From Sardar Shahab
LONDON: British foreign minister Dominic Raab told US Secretary of State Mike Pompeo that the United Kingdom was disappointed by Washington’s decision to let an American diplomat’s wife, who was involved in a fatal car crash, use diplomatic immunity to leave Britain.
Harry Dunn, 19, of Charlton, Banbury, died on August 27 after his motorbike collided with a car near RAF Croughton, an air force base in Northamptonshire in central England that is used by the United States. The main suspect in the case has been identified by British media as 42-year-old Anne Sacoolas and reports suggest she recently left the UK using diplomatic immunity.
Under the 1961 Vienna Convention, diplomats and their family members cannot face prosecution in the host country, as long as they do not hold the nationality of that country. However, there is also a provision that allows for their immunity to be waived by the state that has sent them.
Sacoolas is said to have left the UK despite telling police she had no such plans.
“The Foreign Secretary spoke with Secretary Pompeo today to discuss a range of issues including Brexit, Hong Kong, Syria, Iran and the case of Harry Dunn where he reiterated his disappointment with the US decision and urged them to reconsider,” a Foreign Office spokesman said.

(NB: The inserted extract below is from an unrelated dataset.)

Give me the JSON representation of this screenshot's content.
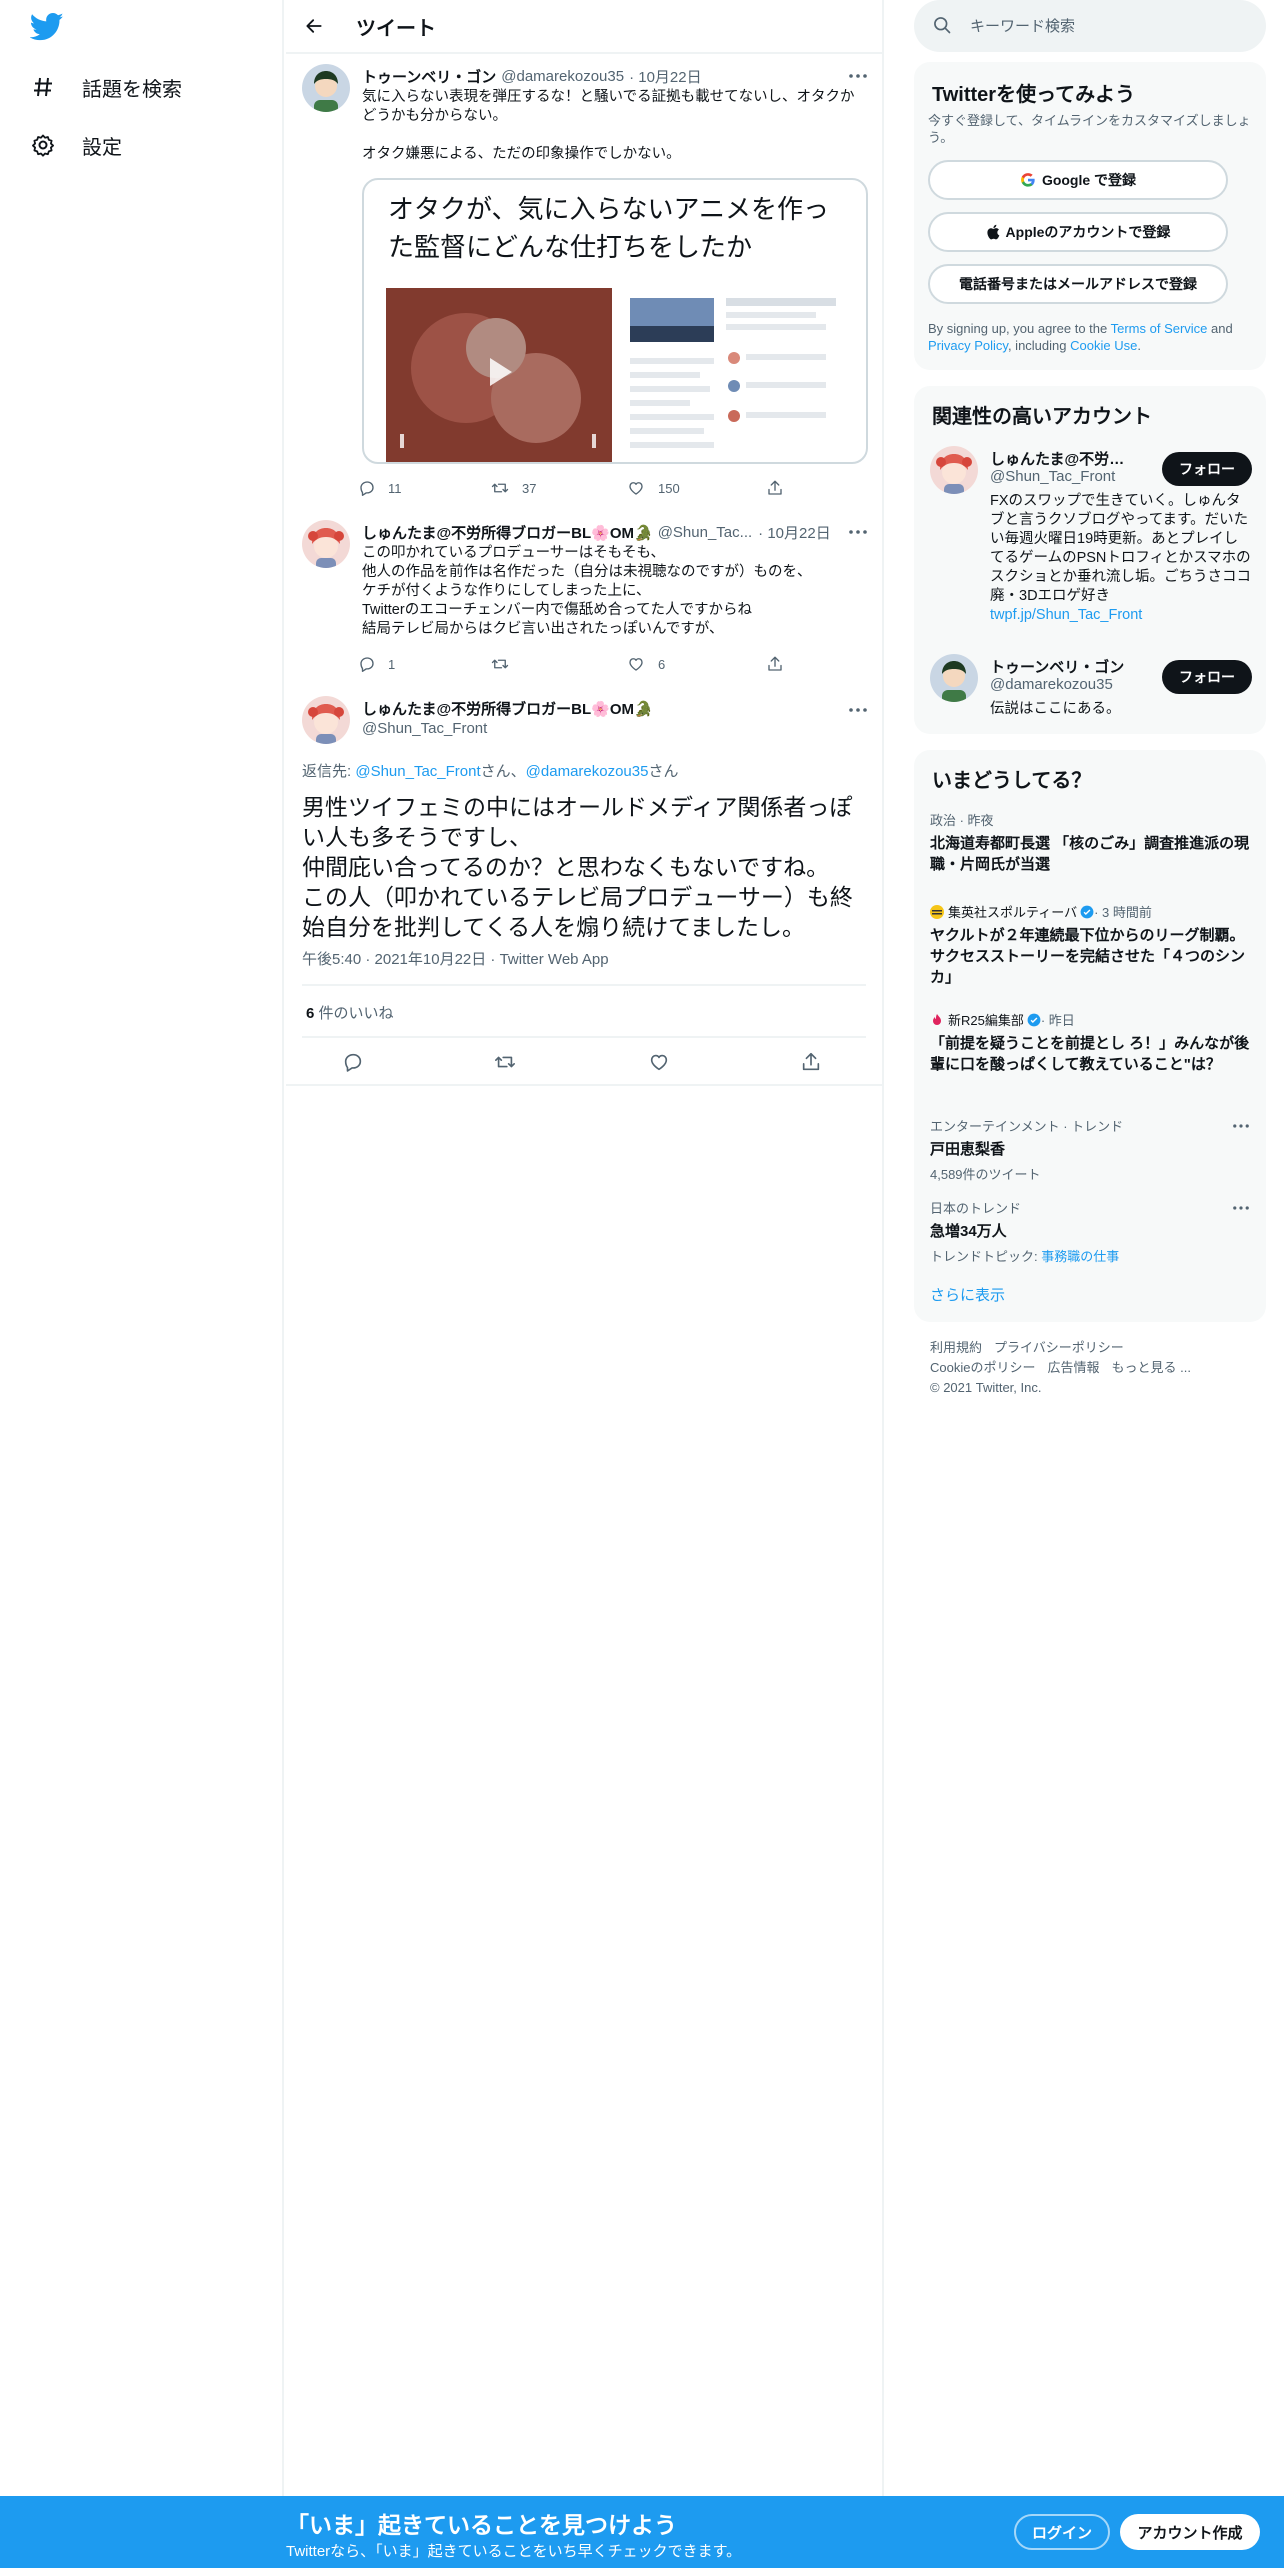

Earlier, UK Prime Minister Boris Johnson said it was wrong for Sacoolas to have used diplomatic immunity to leave the country, and that he wants her to return to Britain.

“I hope that Anne Sacoolas will come back and will engage properly with the processes of law as they are carried out in this country,” Johnson said in a television interview, adding the issue was being raised with the US ambassador in London.

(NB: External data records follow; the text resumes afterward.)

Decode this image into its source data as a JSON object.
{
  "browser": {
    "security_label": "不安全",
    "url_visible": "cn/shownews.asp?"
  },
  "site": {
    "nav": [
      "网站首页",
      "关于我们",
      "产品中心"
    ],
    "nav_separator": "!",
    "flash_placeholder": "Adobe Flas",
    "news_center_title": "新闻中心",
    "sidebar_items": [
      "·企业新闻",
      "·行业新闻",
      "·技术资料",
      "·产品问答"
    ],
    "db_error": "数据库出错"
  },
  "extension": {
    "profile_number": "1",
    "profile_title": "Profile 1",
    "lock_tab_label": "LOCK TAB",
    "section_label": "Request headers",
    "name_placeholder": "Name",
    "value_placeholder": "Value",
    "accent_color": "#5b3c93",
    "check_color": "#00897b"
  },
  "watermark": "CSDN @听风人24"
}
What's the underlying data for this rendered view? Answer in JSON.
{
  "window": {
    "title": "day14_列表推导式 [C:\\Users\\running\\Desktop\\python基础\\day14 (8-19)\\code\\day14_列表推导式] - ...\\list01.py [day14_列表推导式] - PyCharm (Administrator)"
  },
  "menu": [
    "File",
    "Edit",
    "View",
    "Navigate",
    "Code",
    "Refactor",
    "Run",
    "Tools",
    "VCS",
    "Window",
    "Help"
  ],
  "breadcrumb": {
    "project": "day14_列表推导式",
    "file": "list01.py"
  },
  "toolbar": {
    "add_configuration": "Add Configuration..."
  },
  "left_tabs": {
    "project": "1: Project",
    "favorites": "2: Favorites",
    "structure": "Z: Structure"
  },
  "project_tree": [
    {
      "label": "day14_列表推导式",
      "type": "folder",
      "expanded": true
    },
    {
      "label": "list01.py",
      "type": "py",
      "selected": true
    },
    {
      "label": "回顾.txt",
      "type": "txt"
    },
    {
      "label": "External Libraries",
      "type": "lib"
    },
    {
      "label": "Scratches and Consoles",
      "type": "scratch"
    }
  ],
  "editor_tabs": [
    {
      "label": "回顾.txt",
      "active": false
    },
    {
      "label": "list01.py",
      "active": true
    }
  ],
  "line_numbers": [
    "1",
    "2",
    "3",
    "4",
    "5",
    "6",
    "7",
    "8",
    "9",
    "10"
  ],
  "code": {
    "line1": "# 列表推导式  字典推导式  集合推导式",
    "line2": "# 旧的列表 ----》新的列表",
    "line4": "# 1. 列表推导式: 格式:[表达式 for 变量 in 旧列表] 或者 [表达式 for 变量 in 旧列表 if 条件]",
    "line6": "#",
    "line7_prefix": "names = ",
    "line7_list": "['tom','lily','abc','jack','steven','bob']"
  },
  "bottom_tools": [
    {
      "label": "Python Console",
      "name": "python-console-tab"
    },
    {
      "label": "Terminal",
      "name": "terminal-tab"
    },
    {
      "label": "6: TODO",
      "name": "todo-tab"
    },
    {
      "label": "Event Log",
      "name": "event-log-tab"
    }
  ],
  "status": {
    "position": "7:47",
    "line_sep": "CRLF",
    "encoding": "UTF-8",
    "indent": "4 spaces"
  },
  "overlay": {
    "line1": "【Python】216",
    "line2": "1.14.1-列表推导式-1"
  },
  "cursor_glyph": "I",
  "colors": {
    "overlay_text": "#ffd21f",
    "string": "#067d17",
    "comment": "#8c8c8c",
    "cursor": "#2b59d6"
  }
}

“If we can’t resolve it, then, of course, I will be raising it myself personally with the White House.” A spokesman for the US Embassy in London said: “Any questions regarding a waiver of the immunity with regard to our diplomats and their family members overseas in a case like this receive intense attention at senior levels and are considered carefully given the global impact such decisions carry. “Immunity is rarely waived. The US Embassy has been and will continue to be in close contact with appropriate British officials.”
Northamptonshire police’s chief constable, Nick Adderley, told BBC that investigators knew that a vehicle that left the RAF base was on the wrong side of the road at the time of the accident. The victim’s mother told the broadcaster she wanted the diplomat’s wife to return to face justice.–Agencies